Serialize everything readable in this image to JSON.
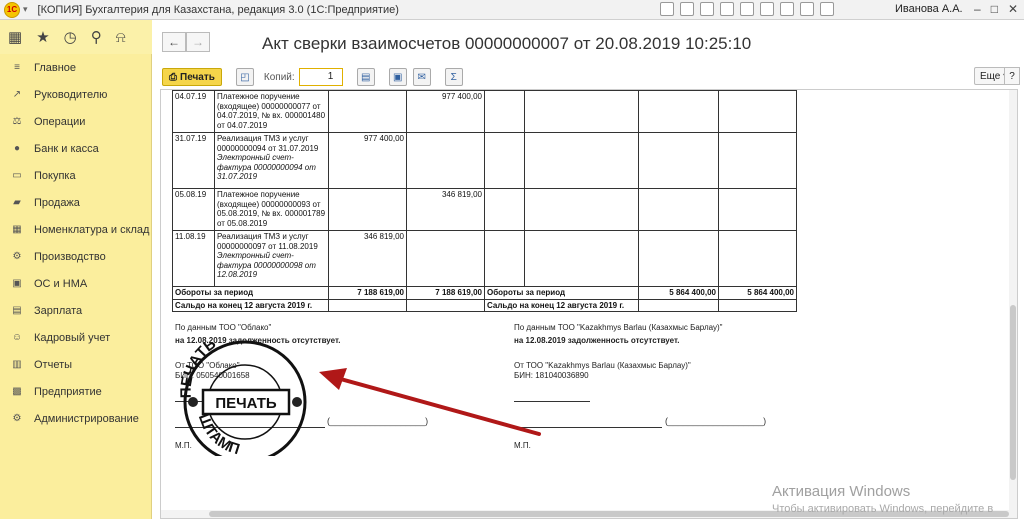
{
  "window": {
    "title": "[КОПИЯ] Бухгалтерия для Казахстана, редакция 3.0  (1С:Предприятие)",
    "user": "Иванова А.А.",
    "logo": "1С"
  },
  "sidebar": {
    "items": [
      {
        "label": "Главное",
        "icon": "menu-icon"
      },
      {
        "label": "Руководителю",
        "icon": "chart-icon"
      },
      {
        "label": "Операции",
        "icon": "operations-icon"
      },
      {
        "label": "Банк и касса",
        "icon": "bank-icon"
      },
      {
        "label": "Покупка",
        "icon": "cart-icon"
      },
      {
        "label": "Продажа",
        "icon": "sale-icon"
      },
      {
        "label": "Номенклатура и склад",
        "icon": "warehouse-icon"
      },
      {
        "label": "Производство",
        "icon": "production-icon"
      },
      {
        "label": "ОС и НМА",
        "icon": "assets-icon"
      },
      {
        "label": "Зарплата",
        "icon": "salary-icon"
      },
      {
        "label": "Кадровый учет",
        "icon": "staff-icon"
      },
      {
        "label": "Отчеты",
        "icon": "reports-icon"
      },
      {
        "label": "Предприятие",
        "icon": "enterprise-icon"
      },
      {
        "label": "Администрирование",
        "icon": "admin-icon"
      }
    ]
  },
  "document": {
    "title": "Акт сверки взаимосчетов 00000000007 от 20.08.2019 10:25:10",
    "toolbar": {
      "print_label": "Печать",
      "copies_label": "Копий:",
      "copies_value": "1",
      "more_label": "Еще",
      "help_label": "?"
    }
  },
  "table": {
    "rows": [
      {
        "date": "04.07.19",
        "desc": "Платежное поручение (входящее) 00000000077 от 04.07.2019,  № вх. 000001480 от 04.07.2019",
        "desc_italic": "",
        "debit": "",
        "credit": "977 400,00"
      },
      {
        "date": "31.07.19",
        "desc": "Реализация ТМЗ и услуг 00000000094 от 31.07.2019",
        "desc_italic": "Электронный счет-фактура 00000000094 от 31.07.2019",
        "debit": "977 400,00",
        "credit": ""
      },
      {
        "date": "05.08.19",
        "desc": "Платежное поручение (входящее) 00000000093 от 05.08.2019,  № вх. 000001789 от 05.08.2019",
        "desc_italic": "",
        "debit": "",
        "credit": "346 819,00"
      },
      {
        "date": "11.08.19",
        "desc": "Реализация ТМЗ и услуг 00000000097 от 11.08.2019",
        "desc_italic": "Электронный счет-фактура 00000000098 от 12.08.2019",
        "debit": "346 819,00",
        "credit": ""
      }
    ],
    "totals_label": "Обороты за период",
    "totals_debit": "7 188 619,00",
    "totals_credit": "7 188 619,00",
    "totals_label_right": "Обороты за период",
    "totals_debit_right": "5 864 400,00",
    "totals_credit_right": "5 864 400,00",
    "saldo_label": "Сальдо на конец 12 августа 2019 г.",
    "saldo_label_right": "Сальдо на конец 12 августа 2019 г."
  },
  "signatures": {
    "left_line1": "По данным ТОО \"Облако\"",
    "left_line2": "на 12.08.2019 задолженность отсутствует.",
    "left_from": "От ТОО \"Облако\"",
    "left_bin": "БИН: 050540001658",
    "left_mp": "М.П.",
    "right_line1": "По данным ТОО \"Kazakhmys Barlau (Казахмыс Барлау)\"",
    "right_line2": "на 12.08.2019 задолженность отсутствует.",
    "right_from": "От ТОО \"Kazakhmys Barlau (Казахмыс Барлау)\"",
    "right_bin": "БИН: 181040036890",
    "right_mp": "М.П."
  },
  "stamp": {
    "center": "ПЕЧАТЬ",
    "top_arc": "ПЕЧАТЬ",
    "bottom_arc": "ШТАМП"
  },
  "watermark": {
    "title": "Активация Windows",
    "subtitle": "Чтобы активировать Windows, перейдите в"
  },
  "colors": {
    "sidebar_bg": "#fbee9d",
    "print_button": "#f5d54a",
    "arrow": "#b01818"
  }
}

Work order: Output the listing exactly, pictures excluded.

Expected answer:
Serialize everything readable in this image to JSON.
{
  "window": {
    "title": "[КОПИЯ] Бухгалтерия для Казахстана, редакция 3.0  (1С:Предприятие)",
    "user": "Иванова А.А.",
    "logo": "1С"
  },
  "sidebar": {
    "items": [
      {
        "label": "Главное",
        "icon": "menu-icon"
      },
      {
        "label": "Руководителю",
        "icon": "chart-icon"
      },
      {
        "label": "Операции",
        "icon": "operations-icon"
      },
      {
        "label": "Банк и касса",
        "icon": "bank-icon"
      },
      {
        "label": "Покупка",
        "icon": "cart-icon"
      },
      {
        "label": "Продажа",
        "icon": "sale-icon"
      },
      {
        "label": "Номенклатура и склад",
        "icon": "warehouse-icon"
      },
      {
        "label": "Производство",
        "icon": "production-icon"
      },
      {
        "label": "ОС и НМА",
        "icon": "assets-icon"
      },
      {
        "label": "Зарплата",
        "icon": "salary-icon"
      },
      {
        "label": "Кадровый учет",
        "icon": "staff-icon"
      },
      {
        "label": "Отчеты",
        "icon": "reports-icon"
      },
      {
        "label": "Предприятие",
        "icon": "enterprise-icon"
      },
      {
        "label": "Администрирование",
        "icon": "admin-icon"
      }
    ]
  },
  "document": {
    "title": "Акт сверки взаимосчетов 00000000007 от 20.08.2019 10:25:10",
    "toolbar": {
      "print_label": "Печать",
      "copies_label": "Копий:",
      "copies_value": "1",
      "more_label": "Еще",
      "help_label": "?"
    }
  },
  "table": {
    "rows": [
      {
        "date": "04.07.19",
        "desc": "Платежное поручение (входящее) 00000000077 от 04.07.2019,  № вх. 000001480 от 04.07.2019",
        "desc_italic": "",
        "debit": "",
        "credit": "977 400,00"
      },
      {
        "date": "31.07.19",
        "desc": "Реализация ТМЗ и услуг 00000000094 от 31.07.2019",
        "desc_italic": "Электронный счет-фактура 00000000094 от 31.07.2019",
        "debit": "977 400,00",
        "credit": ""
      },
      {
        "date": "05.08.19",
        "desc": "Платежное поручение (входящее) 00000000093 от 05.08.2019,  № вх. 000001789 от 05.08.2019",
        "desc_italic": "",
        "debit": "",
        "credit": "346 819,00"
      },
      {
        "date": "11.08.19",
        "desc": "Реализация ТМЗ и услуг 00000000097 от 11.08.2019",
        "desc_italic": "Электронный счет-фактура 00000000098 от 12.08.2019",
        "debit": "346 819,00",
        "credit": ""
      }
    ],
    "totals_label": "Обороты за период",
    "totals_debit": "7 188 619,00",
    "totals_credit": "7 188 619,00",
    "totals_label_right": "Обороты за период",
    "totals_debit_right": "5 864 400,00",
    "totals_credit_right": "5 864 400,00",
    "saldo_label": "Сальдо на конец 12 августа 2019 г.",
    "saldo_label_right": "Сальдо на конец 12 августа 2019 г."
  },
  "signatures": {
    "left_line1": "По данным ТОО \"Облако\"",
    "left_line2": "на 12.08.2019 задолженность отсутствует.",
    "left_from": "От ТОО \"Облако\"",
    "left_bin": "БИН: 050540001658",
    "left_mp": "М.П.",
    "right_line1": "По данным ТОО \"Kazakhmys Barlau (Казахмыс Барлау)\"",
    "right_line2": "на 12.08.2019 задолженность отсутствует.",
    "right_from": "От ТОО \"Kazakhmys Barlau (Казахмыс Барлау)\"",
    "right_bin": "БИН: 181040036890",
    "right_mp": "М.П."
  },
  "stamp": {
    "center": "ПЕЧАТЬ",
    "top_arc": "ПЕЧАТЬ",
    "bottom_arc": "ШТАМП"
  },
  "watermark": {
    "title": "Активация Windows",
    "subtitle": "Чтобы активировать Windows, перейдите в"
  },
  "colors": {
    "sidebar_bg": "#fbee9d",
    "print_button": "#f5d54a",
    "arrow": "#b01818"
  }
}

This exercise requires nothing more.